    After the lock is installed where do I put the battery box do I put it inside or out of the room


    8 years ago

    found this looking for magnetic locks. I saw a door and asked myself are those shelves. the doorway with trimming is a dead give away. but nice job either way.


    9 years ago on Introduction

    Very cool. Personally the recession and moulding of the bookshelf, as well as it's less than abundant use would be a huge giveaway. The magnetic lock takes care of that, though ;)


    9 years ago on Step 15

    See, you DO have friends... Or at least you did until you stole his math trophy!


    9 years ago

    if you attach the same baseboard to the bottom of the bookshelf, it will blend it in with the wall a bit better


    Reply 9 years ago on Introduction

    That is a good idea!
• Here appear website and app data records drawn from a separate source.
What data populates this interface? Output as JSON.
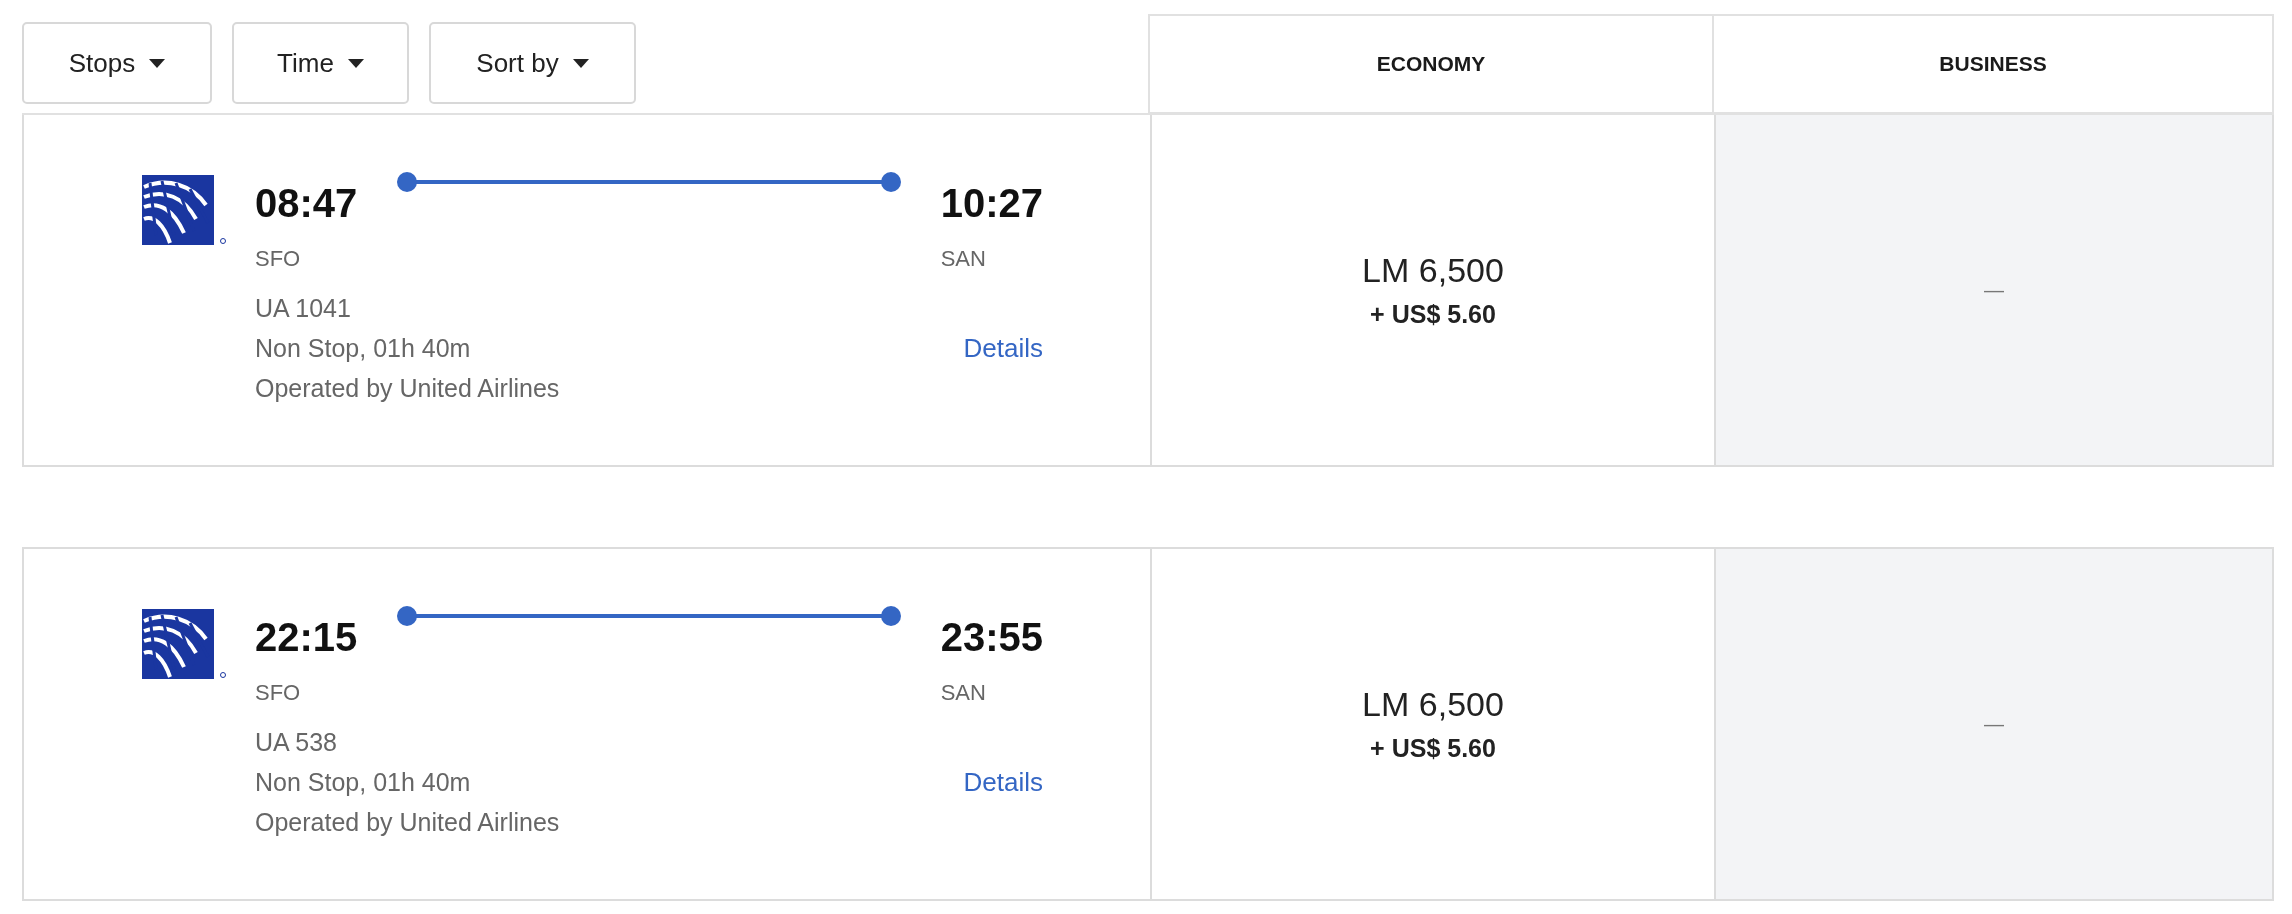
{
  "filters": [
    {
      "label": "Stops"
    },
    {
      "label": "Time"
    },
    {
      "label": "Sort by"
    }
  ],
  "cabin_columns": [
    "ECONOMY",
    "BUSINESS"
  ],
  "flights": [
    {
      "departure": {
        "time": "08:47",
        "airport": "SFO"
      },
      "arrival": {
        "time": "10:27",
        "airport": "SAN"
      },
      "flight_number": "UA 1041",
      "duration": "Non Stop, 01h 40m",
      "operator": "Operated by United Airlines",
      "details": "Details",
      "fares": [
        {
          "available": true,
          "price": "LM 6,500",
          "taxes": "+ US$ 5.60"
        },
        {
          "available": false,
          "text": "—"
        }
      ]
    },
    {
      "departure": {
        "time": "22:15",
        "airport": "SFO"
      },
      "arrival": {
        "time": "23:55",
        "airport": "SAN"
      },
      "flight_number": "UA 538",
      "duration": "Non Stop, 01h 40m",
      "operator": "Operated by United Airlines",
      "details": "Details",
      "fares": [
        {
          "available": true,
          "price": "LM 6,500",
          "taxes": "+ US$ 5.60"
        },
        {
          "available": false,
          "text": "—"
        }
      ]
    }
  ]
}
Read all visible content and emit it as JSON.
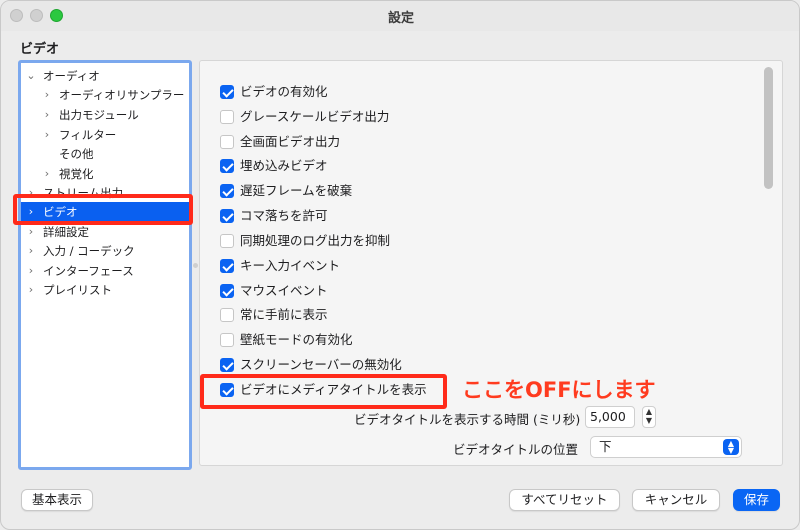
{
  "window": {
    "title": "設定"
  },
  "section_title": "ビデオ",
  "sidebar": {
    "items": [
      {
        "label": "オーディオ",
        "chevron": "down",
        "level": 0
      },
      {
        "label": "オーディオリサンプラー",
        "chevron": "right",
        "level": 1
      },
      {
        "label": "出力モジュール",
        "chevron": "right",
        "level": 1
      },
      {
        "label": "フィルター",
        "chevron": "right",
        "level": 1
      },
      {
        "label": "その他",
        "chevron": "",
        "level": 1
      },
      {
        "label": "視覚化",
        "chevron": "right",
        "level": 1
      },
      {
        "label": "ストリーム出力",
        "chevron": "right",
        "level": 0
      },
      {
        "label": "ビデオ",
        "chevron": "right",
        "level": 0,
        "selected": true
      },
      {
        "label": "詳細設定",
        "chevron": "right",
        "level": 0
      },
      {
        "label": "入力 / コーデック",
        "chevron": "right",
        "level": 0
      },
      {
        "label": "インターフェース",
        "chevron": "right",
        "level": 0
      },
      {
        "label": "プレイリスト",
        "chevron": "right",
        "level": 0
      }
    ]
  },
  "options": [
    {
      "label": "ビデオの有効化",
      "checked": true
    },
    {
      "label": "グレースケールビデオ出力",
      "checked": false
    },
    {
      "label": "全画面ビデオ出力",
      "checked": false
    },
    {
      "label": "埋め込みビデオ",
      "checked": true
    },
    {
      "label": "遅延フレームを破棄",
      "checked": true
    },
    {
      "label": "コマ落ちを許可",
      "checked": true
    },
    {
      "label": "同期処理のログ出力を抑制",
      "checked": false
    },
    {
      "label": "キー入力イベント",
      "checked": true
    },
    {
      "label": "マウスイベント",
      "checked": true
    },
    {
      "label": "常に手前に表示",
      "checked": false
    },
    {
      "label": "壁紙モードの有効化",
      "checked": false
    },
    {
      "label": "スクリーンセーバーの無効化",
      "checked": true
    },
    {
      "label": "ビデオにメディアタイトルを表示",
      "checked": true
    }
  ],
  "annotation": "ここをOFFにします",
  "title_duration": {
    "label": "ビデオタイトルを表示する時間 (ミリ秒)",
    "value": "5,000"
  },
  "title_position": {
    "label": "ビデオタイトルの位置",
    "value": "下"
  },
  "buttons": {
    "basic_view": "基本表示",
    "reset_all": "すべてリセット",
    "cancel": "キャンセル",
    "save": "保存"
  },
  "colors": {
    "accent": "#0a63f2",
    "highlight": "#ff2a1a",
    "annotation_text": "#ff3b1f"
  }
}
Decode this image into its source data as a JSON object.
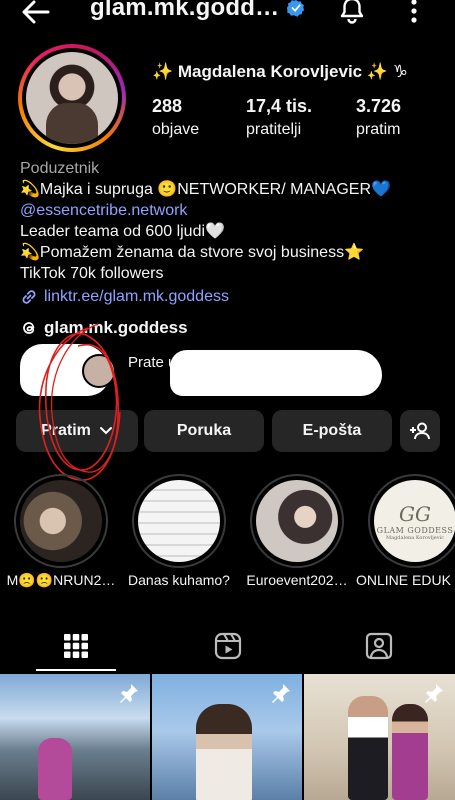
{
  "header": {
    "handle": "glam.mk.godd…"
  },
  "profile": {
    "display_name": "✨ Magdalena Korovljevic ✨ ♑",
    "stats": [
      {
        "value": "288",
        "label": "objave"
      },
      {
        "value": "17,4 tis.",
        "label": "pratitelji"
      },
      {
        "value": "3.726",
        "label": "pratim"
      }
    ]
  },
  "bio": {
    "category": "Poduzetnik",
    "line1": "💫Majka i supruga 🙂NETWORKER/ MANAGER💙",
    "mention": "@essencetribe.network",
    "line2": "Leader teama od 600 ljudi🤍",
    "line3": "💫Pomažem ženama da stvore svoj business⭐",
    "line4": "TikTok 70k followers",
    "link": "linktr.ee/glam.mk.goddess"
  },
  "threads": {
    "label": "glam.mk.goddess"
  },
  "followed_by": {
    "text": "Prate u"
  },
  "actions": {
    "following": "Pratim",
    "message": "Poruka",
    "email": "E-pošta"
  },
  "highlights": [
    {
      "label": "M🙁🙁NRUN2…"
    },
    {
      "label": "Danas kuhamo?"
    },
    {
      "label": "Euroevent202…"
    },
    {
      "label": "ONLINE EDUK"
    }
  ],
  "highlight_logo": {
    "line1": "GG",
    "line2": "GLAM GODDESS",
    "line3": "Magdalena Korovljevic"
  },
  "colors": {
    "background": "#000000",
    "button": "#262626",
    "link": "#8fa2ff",
    "verified": "#3897f0",
    "annotation_red": "#e02020"
  },
  "icons": {
    "back": "arrow-left-icon",
    "verified": "verified-badge-icon",
    "bell": "bell-icon",
    "more": "more-vertical-icon",
    "link": "link-icon",
    "threads": "threads-icon",
    "add_person": "add-person-icon",
    "grid": "grid-icon",
    "reels": "reels-icon",
    "tagged": "tagged-icon",
    "pin": "pin-icon"
  }
}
I tried building the bottom out a bit more, but I ran into some clearence problems. I normally keep a plant in front of it so it seems like less of a door.


    9 years ago

    I've always wanted to do this but I don't have any door placed where it wouldn't just look weird. Good job, thank you for sharing.